Go through the records underneath and count the lines that include the string "title". Give nothing but the number.

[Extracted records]
——
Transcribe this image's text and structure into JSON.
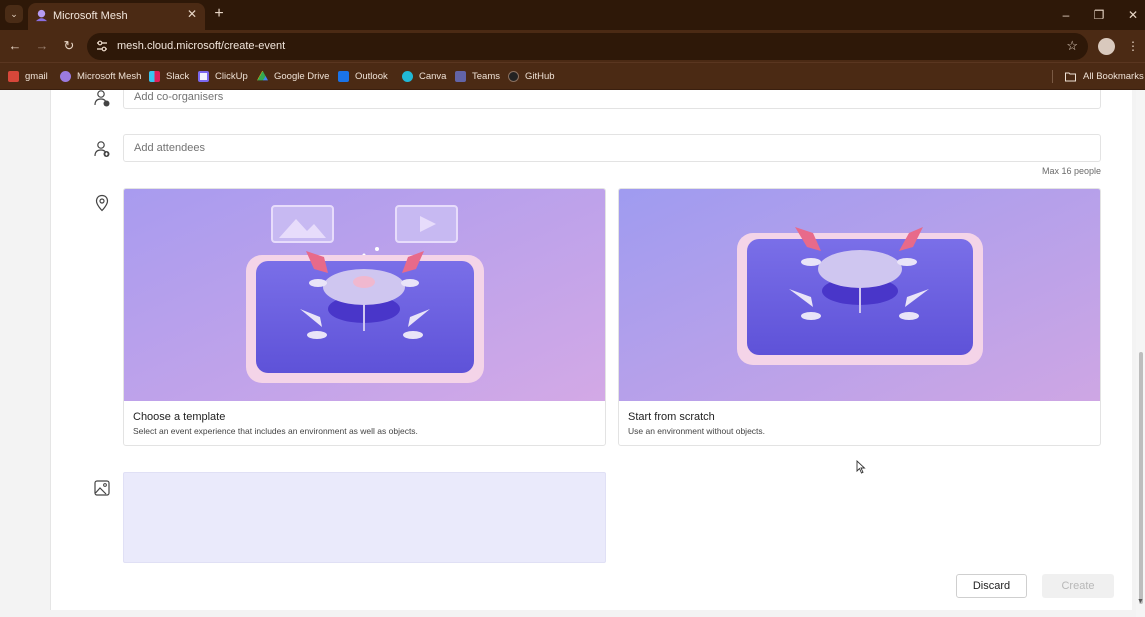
{
  "browser": {
    "tab": {
      "title": "Microsoft Mesh",
      "close_glyph": "✕"
    },
    "new_tab_glyph": "+",
    "window_controls": {
      "minimize": "–",
      "restore": "❐",
      "close": "✕"
    },
    "url": "mesh.cloud.microsoft/create-event",
    "bookmarks": [
      {
        "label": "gmail",
        "icon": "gmail-icon",
        "color": "#d8473a"
      },
      {
        "label": "Microsoft Mesh",
        "icon": "mesh-icon",
        "color": "#9b7be0"
      },
      {
        "label": "Slack",
        "icon": "slack-icon",
        "color": "#36c5f0"
      },
      {
        "label": "ClickUp",
        "icon": "clickup-icon",
        "color": "#7b68ee"
      },
      {
        "label": "Google Drive",
        "icon": "drive-icon",
        "color": "#34a853"
      },
      {
        "label": "Outlook",
        "icon": "outlook-icon",
        "color": "#1a73e8"
      },
      {
        "label": "Canva",
        "icon": "canva-icon",
        "color": "#21b8d6"
      },
      {
        "label": "Teams",
        "icon": "teams-icon",
        "color": "#6264a7"
      },
      {
        "label": "GitHub",
        "icon": "github-icon",
        "color": "#222222"
      }
    ],
    "all_bookmarks": "All Bookmarks"
  },
  "form": {
    "co_organisers_placeholder": "Add co-organisers",
    "attendees_placeholder": "Add attendees",
    "attendees_hint": "Max 16 people",
    "template_card": {
      "title": "Choose a template",
      "description": "Select an event experience that includes an environment as well as objects."
    },
    "scratch_card": {
      "title": "Start from scratch",
      "description": "Use an environment without objects."
    },
    "discard_label": "Discard",
    "create_label": "Create"
  },
  "colors": {
    "chrome_dark": "#2e1808",
    "chrome": "#4b2a14",
    "art_purple": "#6a5ee0",
    "chair_pink": "#e86a8a",
    "image_area": "#eaeafb"
  }
}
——
FINISHED TASK »
3